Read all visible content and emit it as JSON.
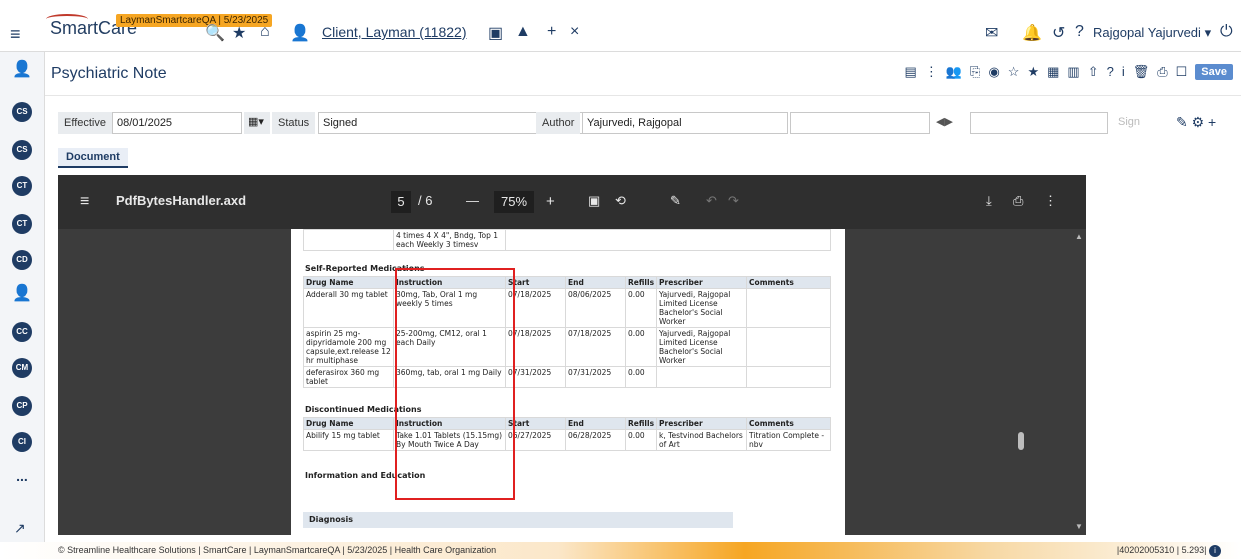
{
  "topbar": {
    "menu_icon": "hamburger-icon",
    "logo_text": "SmartCare",
    "env_tag": "LaymanSmartcareQA | 5/23/2025",
    "client_label": "Client, Layman (11822)",
    "user_name": "Rajgopal Yajurvedi",
    "user_dropdown": "▾"
  },
  "header": {
    "title": "Psychiatric Note",
    "save_label": "Save"
  },
  "filters": {
    "effective_label": "Effective",
    "effective_value": "08/01/2025",
    "status_label": "Status",
    "status_value": "Signed",
    "author_label": "Author",
    "author_value": "Yajurvedi, Rajgopal",
    "sign_label": "Sign"
  },
  "tabs": {
    "document": "Document"
  },
  "viewer": {
    "filename": "PdfBytesHandler.axd",
    "page_current": "5",
    "page_total": "/ 6",
    "zoom": "75%",
    "minus": "—",
    "plus": "+"
  },
  "pdf": {
    "top_fragment": "4 times 4 X 4\", Bndg, Top 1 each Weekly 3 timesv",
    "self_reported_title": "Self-Reported Medications",
    "discontinued_title": "Discontinued Medications",
    "info_title": "Information and Education",
    "diagnosis_title": "Diagnosis",
    "columns": [
      "Drug Name",
      "Instruction",
      "Start",
      "End",
      "Refills",
      "Prescriber",
      "Comments"
    ],
    "self_reported_rows": [
      [
        "Adderall 30 mg tablet",
        "30mg, Tab, Oral 1 mg weekly 5 times",
        "07/18/2025",
        "08/06/2025",
        "0.00",
        "Yajurvedi, Rajgopal Limited License Bachelor's Social Worker",
        ""
      ],
      [
        "aspirin 25 mg-dipyridamole 200 mg capsule,ext.release 12 hr multiphase",
        "25-200mg, CM12, oral 1 each Daily",
        "07/18/2025",
        "07/18/2025",
        "0.00",
        "Yajurvedi, Rajgopal Limited License Bachelor's Social Worker",
        ""
      ],
      [
        "deferasirox 360 mg tablet",
        "360mg, tab, oral 1 mg Daily",
        "07/31/2025",
        "07/31/2025",
        "0.00",
        "",
        ""
      ]
    ],
    "discontinued_rows": [
      [
        "Abilify 15 mg tablet",
        "Take 1.01 Tablets (15.15mg) By Mouth Twice A Day",
        "06/27/2025",
        "06/28/2025",
        "0.00",
        "k, Testvinod Bachelors of Art",
        "Titration Complete - nbv"
      ]
    ]
  },
  "leftbar": [
    "CS",
    "CS",
    "CT",
    "CT",
    "CD",
    "person",
    "CC",
    "CM",
    "CP",
    "CI",
    "..."
  ],
  "footer": {
    "left": "© Streamline Healthcare Solutions | SmartCare | LaymanSmartcareQA | 5/23/2025 | Health Care Organization",
    "right": "|40202005310 | 5.293|"
  },
  "colors": {
    "brand": "#1f3c64",
    "accent": "#f6a623",
    "highlight": "#e02020"
  }
}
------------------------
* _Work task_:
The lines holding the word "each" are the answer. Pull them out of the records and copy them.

* _Result below_:
    "top_fragment": "4 times 4 X 4\", Bndg, Top 1 each Weekly 3 timesv",
        "25-200mg, CM12, oral 1 each Daily",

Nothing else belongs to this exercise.